In October, combined China/Hong Kong beef/beef variety meat imports slowed from the previous three months but were still up 69 percent from a year ago at 86,583 mt. Imports were larger from all main suppliers, including Brazil (27,831 mt, +26 percent), Australia (19,989 mt, +201 percent), the United States (15,565 mt, +82 percent) and Uruguay (6,002 mt, +149 percent).
January-October imports totaled 831,018 mt, up 110 percent from the same period last year, with trends for individual suppliers similar to those seen in October: Brazil (318,368 mt, +65 percent), Australia (153,409 mt, +316 percent), the United States (101,704 mt, +102 percent) and Uruguay (74,358 mt, +231 percent).
The United States and Brazil still do not have access to China, so all import activity is limited to Hong Kong. Australia, Uruguay, New Zealand, and Canada are benefiting from direct access to China, with India scheduled to conduct beef access technical talks with China later this month. Examined separately, China’s imports through October were up 562 percent to 253,196 mt, while Hong Kong’s imports were up 61 percent to 577,822 mt. China’s beef prices averaged $4.64 per pound in early December, still edging higher and up 21 percent from a year ago. China is expected to continue to import more beef, as consumption grows from relatively low levels and domestic production cannot keep pace.
Combined China/Hong Kong pork/pork variety meat imports in October were up 23 percent to 145,000 mt (this total is from all suppliers, after subtracting Hong Kong re-exports and Hong Kong’s imports from China). Compared to October 2012, imports from the U.S. were higher for both China (32,841 mt, +23 percent) and Hong Kong (8,687 mt, +59 percent).
For January through October, total pork imports from all suppliers were up 3 percent to 645,218 mt, while pork variety meat imports were up 11 percent to 744,847 mt. The combined pork/pvm total was 1.39 million mt, up 7 percent from a year ago and on pace to potentially surpass the record levels of 2011.
China’s live hog prices continued to move higher in early December at $1.19 per pound, up 4 percent from a year ago. Chinese New Year demand is adding fuel to hog prices, which is similar to last year’s trend when hog prices moved higher through December and January before peaking at $1.26 per pound at the end of January. Higher prices should stimulate larger imports over the next two months (imports also peaked in January 2013 at 184,464 mt), so there should be plenty of upside for exports in January 2014 if China’s prices continue to outpace last year’s levels. Wholesale prices for pork variety meat have also moved higher, indicating strong demand.

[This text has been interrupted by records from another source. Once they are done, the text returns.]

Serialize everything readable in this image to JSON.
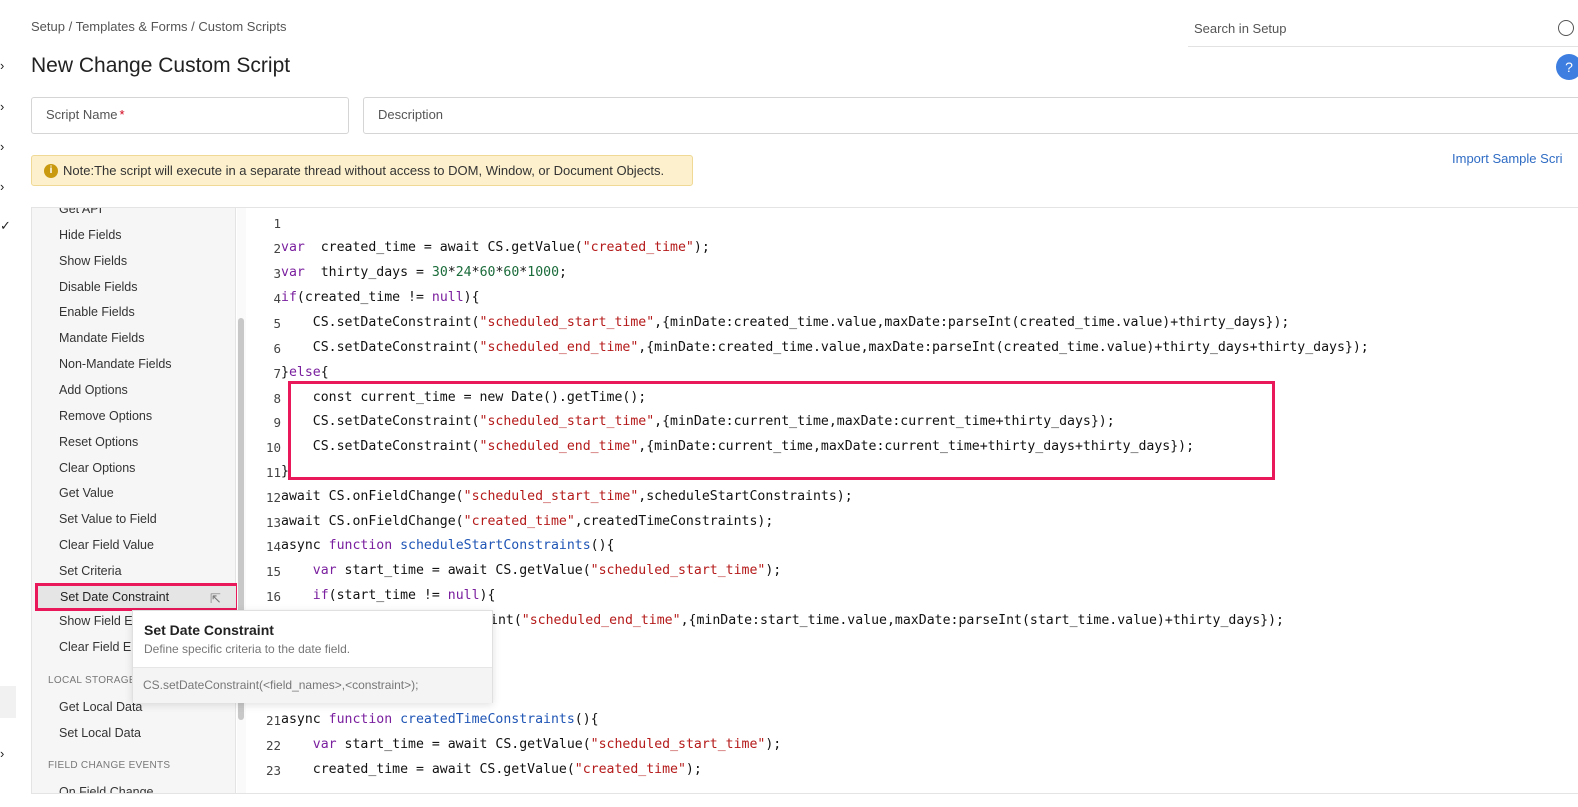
{
  "breadcrumb": "Setup / Templates & Forms / Custom Scripts",
  "page_title": "New Change Custom Script",
  "search": {
    "placeholder": "Search in Setup"
  },
  "form": {
    "script_name_label": "Script Name",
    "required_mark": "*",
    "description_label": "Description"
  },
  "note": {
    "icon": "info-icon",
    "text": "Note:The script will execute in a separate thread without access to DOM, Window, or Document Objects."
  },
  "import_link": "Import Sample Scri",
  "left_rail_glyphs": [
    "›",
    "›",
    "›",
    "›",
    "›",
    "✓",
    "›"
  ],
  "sidebar": {
    "items": [
      "Get API",
      "Hide Fields",
      "Show Fields",
      "Disable Fields",
      "Enable Fields",
      "Mandate Fields",
      "Non-Mandate Fields",
      "Add Options",
      "Remove Options",
      "Reset Options",
      "Clear Options",
      "Get Value",
      "Set Value to Field",
      "Clear Field Value",
      "Set Criteria"
    ],
    "selected": "Set Date Constraint",
    "items_after": [
      "Show Field Er",
      "Clear Field Er"
    ],
    "local_storage_heading": "LOCAL STORAGE",
    "local_storage_items": [
      "Get Local Data",
      "Set Local Data"
    ],
    "field_change_heading": "FIELD CHANGE EVENTS",
    "field_change_items": [
      "On Field Change"
    ]
  },
  "tooltip": {
    "title": "Set Date Constraint",
    "description": "Define specific criteria to the date field.",
    "syntax": "CS.setDateConstraint(<field_names>,<constraint>);"
  },
  "code": {
    "line_numbers": [
      "1",
      "2",
      "3",
      "4",
      "5",
      "6",
      "7",
      "8",
      "9",
      "10",
      "11",
      "12",
      "13",
      "14",
      "15",
      "16",
      "21",
      "22",
      "23"
    ],
    "lines": [
      [],
      [
        [
          "kw",
          "var"
        ],
        [
          "",
          "  created_time = await CS.getValue("
        ],
        [
          "str",
          "\"created_time\""
        ],
        [
          "",
          ");"
        ]
      ],
      [
        [
          "kw",
          "var"
        ],
        [
          "",
          "  thirty_days = "
        ],
        [
          "num",
          "30"
        ],
        [
          "",
          "*"
        ],
        [
          "num",
          "24"
        ],
        [
          "",
          "*"
        ],
        [
          "num",
          "60"
        ],
        [
          "",
          "*"
        ],
        [
          "num",
          "60"
        ],
        [
          "",
          "*"
        ],
        [
          "num",
          "1000"
        ],
        [
          "",
          ";"
        ]
      ],
      [
        [
          "kw",
          "if"
        ],
        [
          "",
          "(created_time != "
        ],
        [
          "kw",
          "null"
        ],
        [
          "",
          "){"
        ]
      ],
      [
        [
          "",
          "    CS.setDateConstraint("
        ],
        [
          "str",
          "\"scheduled_start_time\""
        ],
        [
          "",
          ",{minDate:created_time.value,maxDate:parseInt(created_time.value)+thirty_days});"
        ]
      ],
      [
        [
          "",
          "    CS.setDateConstraint("
        ],
        [
          "str",
          "\"scheduled_end_time\""
        ],
        [
          "",
          ",{minDate:created_time.value,maxDate:parseInt(created_time.value)+thirty_days+thirty_days});"
        ]
      ],
      [
        [
          "",
          "}"
        ],
        [
          "kw",
          "else"
        ],
        [
          "",
          "{"
        ]
      ],
      [
        [
          "",
          "    const current_time = new Date().getTime();"
        ]
      ],
      [
        [
          "",
          "    CS.setDateConstraint("
        ],
        [
          "str",
          "\"scheduled_start_time\""
        ],
        [
          "",
          ",{minDate:current_time,maxDate:current_time+thirty_days});"
        ]
      ],
      [
        [
          "",
          "    CS.setDateConstraint("
        ],
        [
          "str",
          "\"scheduled_end_time\""
        ],
        [
          "",
          ",{minDate:current_time,maxDate:current_time+thirty_days+thirty_days});"
        ]
      ],
      [
        [
          "",
          "}"
        ]
      ],
      [
        [
          "",
          "await CS.onFieldChange("
        ],
        [
          "str",
          "\"scheduled_start_time\""
        ],
        [
          "",
          ",scheduleStartConstraints);"
        ]
      ],
      [
        [
          "",
          "await CS.onFieldChange("
        ],
        [
          "str",
          "\"created_time\""
        ],
        [
          "",
          ",createdTimeConstraints);"
        ]
      ],
      [
        [
          "",
          "async "
        ],
        [
          "kw",
          "function"
        ],
        [
          "fn",
          " scheduleStartConstraints"
        ],
        [
          "",
          "(){"
        ]
      ],
      [
        [
          "",
          "    "
        ],
        [
          "kw",
          "var"
        ],
        [
          "",
          " start_time = await CS.getValue("
        ],
        [
          "str",
          "\"scheduled_start_time\""
        ],
        [
          "",
          ");"
        ]
      ],
      [
        [
          "",
          "    "
        ],
        [
          "kw",
          "if"
        ],
        [
          "",
          "(start_time != "
        ],
        [
          "kw",
          "null"
        ],
        [
          "",
          "){"
        ]
      ],
      [
        [
          "",
          "async "
        ],
        [
          "kw",
          "function"
        ],
        [
          "fn",
          " createdTimeConstraints"
        ],
        [
          "",
          "(){"
        ]
      ],
      [
        [
          "",
          "    "
        ],
        [
          "kw",
          "var"
        ],
        [
          "",
          " start_time = await CS.getValue("
        ],
        [
          "str",
          "\"scheduled_start_time\""
        ],
        [
          "",
          ");"
        ]
      ],
      [
        [
          "",
          "    created_time = await CS.getValue("
        ],
        [
          "str",
          "\"created_time\""
        ],
        [
          "",
          ");"
        ]
      ]
    ],
    "partial_line": [
      [
        "",
        "int("
      ],
      [
        "str",
        "\"scheduled_end_time\""
      ],
      [
        "",
        ",{minDate:start_time.value,maxDate:parseInt(start_time.value)+thirty_days});"
      ]
    ]
  }
}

(Sources: Import data from Global Trade Atlas, price data from China’s Ministry of Agriculture and USMEF-Beijing.)